- _YOUR TASK_: All of the records below should be output exactly.

- _TASK MATERIAL_:
= Beginning of Section =
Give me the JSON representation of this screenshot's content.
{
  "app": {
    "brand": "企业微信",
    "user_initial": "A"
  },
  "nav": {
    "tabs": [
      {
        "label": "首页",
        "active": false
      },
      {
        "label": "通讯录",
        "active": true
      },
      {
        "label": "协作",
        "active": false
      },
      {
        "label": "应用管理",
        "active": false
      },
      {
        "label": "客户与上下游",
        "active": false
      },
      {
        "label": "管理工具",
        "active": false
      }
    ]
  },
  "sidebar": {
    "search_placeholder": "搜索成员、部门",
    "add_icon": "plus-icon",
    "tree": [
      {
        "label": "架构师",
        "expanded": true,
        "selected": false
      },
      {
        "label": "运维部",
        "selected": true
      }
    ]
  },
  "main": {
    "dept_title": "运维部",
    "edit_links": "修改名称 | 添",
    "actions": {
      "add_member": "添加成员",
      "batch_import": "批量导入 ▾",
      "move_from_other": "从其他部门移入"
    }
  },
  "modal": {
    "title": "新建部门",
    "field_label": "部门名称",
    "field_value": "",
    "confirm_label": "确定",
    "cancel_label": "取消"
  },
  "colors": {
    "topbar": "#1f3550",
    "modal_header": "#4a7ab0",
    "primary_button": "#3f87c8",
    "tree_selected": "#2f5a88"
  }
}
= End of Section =
- _RESULT_:
Give me the JSON representation of this screenshot's content.
{
  "app": {
    "brand": "企业微信",
    "user_initial": "A"
  },
  "nav": {
    "tabs": [
      {
        "label": "首页",
        "active": false
      },
      {
        "label": "通讯录",
        "active": true
      },
      {
        "label": "协作",
        "active": false
      },
      {
        "label": "应用管理",
        "active": false
      },
      {
        "label": "客户与上下游",
        "active": false
      },
      {
        "label": "管理工具",
        "active": false
      }
    ]
  },
  "sidebar": {
    "search_placeholder": "搜索成员、部门",
    "add_icon": "plus-icon",
    "tree": [
      {
        "label": "架构师",
        "expanded": true,
        "selected": false
      },
      {
        "label": "运维部",
        "selected": true
      }
    ]
  },
  "main": {
    "dept_title": "运维部",
    "edit_links": "修改名称 | 添",
    "actions": {
      "add_member": "添加成员",
      "batch_import": "批量导入 ▾",
      "move_from_other": "从其他部门移入"
    }
  },
  "modal": {
    "title": "新建部门",
    "field_label": "部门名称",
    "field_value": "",
    "confirm_label": "确定",
    "cancel_label": "取消"
  },
  "colors": {
    "topbar": "#1f3550",
    "modal_header": "#4a7ab0",
    "primary_button": "#3f87c8",
    "tree_selected": "#2f5a88"
  }
}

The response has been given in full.